● **Exercise objective**
A faithful copy of every record is needed here. Images must not appear in it.

Data provided section start

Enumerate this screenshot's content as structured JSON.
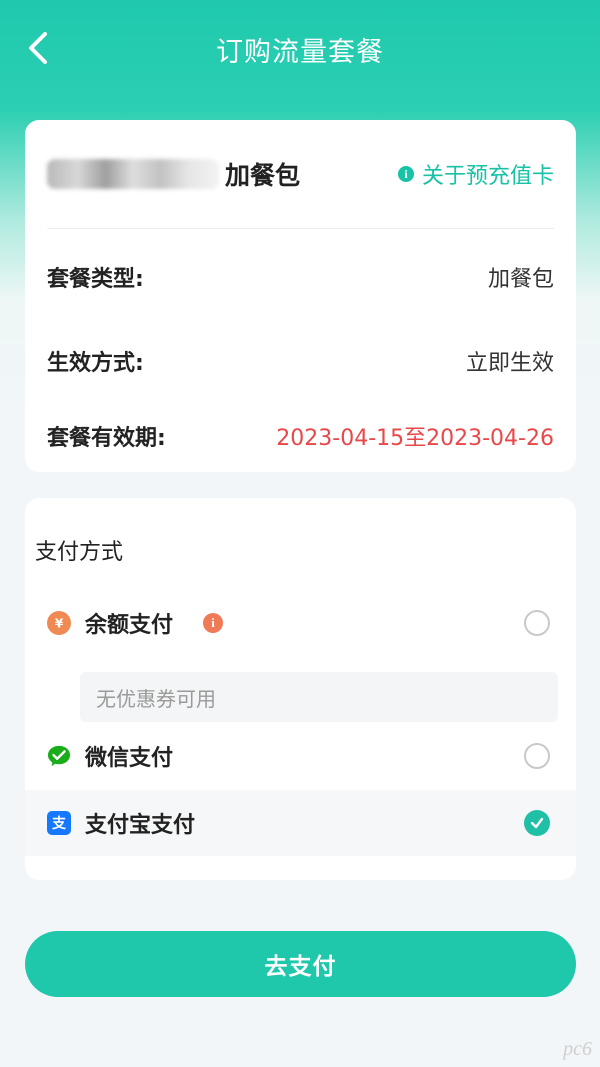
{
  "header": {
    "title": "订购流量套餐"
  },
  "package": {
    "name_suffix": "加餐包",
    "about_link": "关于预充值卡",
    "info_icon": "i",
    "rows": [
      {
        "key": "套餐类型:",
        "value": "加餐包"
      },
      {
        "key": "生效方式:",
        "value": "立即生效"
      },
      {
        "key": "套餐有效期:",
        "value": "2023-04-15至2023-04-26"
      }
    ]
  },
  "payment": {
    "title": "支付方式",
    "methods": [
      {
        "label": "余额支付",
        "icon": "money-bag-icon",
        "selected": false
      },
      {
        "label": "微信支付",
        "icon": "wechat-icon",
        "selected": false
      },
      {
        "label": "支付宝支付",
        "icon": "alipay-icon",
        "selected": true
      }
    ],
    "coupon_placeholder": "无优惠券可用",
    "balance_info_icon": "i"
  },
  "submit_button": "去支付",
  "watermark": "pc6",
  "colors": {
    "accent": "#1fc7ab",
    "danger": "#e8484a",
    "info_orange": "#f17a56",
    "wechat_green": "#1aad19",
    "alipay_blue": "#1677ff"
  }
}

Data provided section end

● **Solution to the problem**
Enumerate this screenshot's content as structured JSON.
{
  "header": {
    "title": "订购流量套餐"
  },
  "package": {
    "name_suffix": "加餐包",
    "about_link": "关于预充值卡",
    "info_icon": "i",
    "rows": [
      {
        "key": "套餐类型:",
        "value": "加餐包"
      },
      {
        "key": "生效方式:",
        "value": "立即生效"
      },
      {
        "key": "套餐有效期:",
        "value": "2023-04-15至2023-04-26"
      }
    ]
  },
  "payment": {
    "title": "支付方式",
    "methods": [
      {
        "label": "余额支付",
        "icon": "money-bag-icon",
        "selected": false
      },
      {
        "label": "微信支付",
        "icon": "wechat-icon",
        "selected": false
      },
      {
        "label": "支付宝支付",
        "icon": "alipay-icon",
        "selected": true
      }
    ],
    "coupon_placeholder": "无优惠券可用",
    "balance_info_icon": "i"
  },
  "submit_button": "去支付",
  "watermark": "pc6",
  "colors": {
    "accent": "#1fc7ab",
    "danger": "#e8484a",
    "info_orange": "#f17a56",
    "wechat_green": "#1aad19",
    "alipay_blue": "#1677ff"
  }
}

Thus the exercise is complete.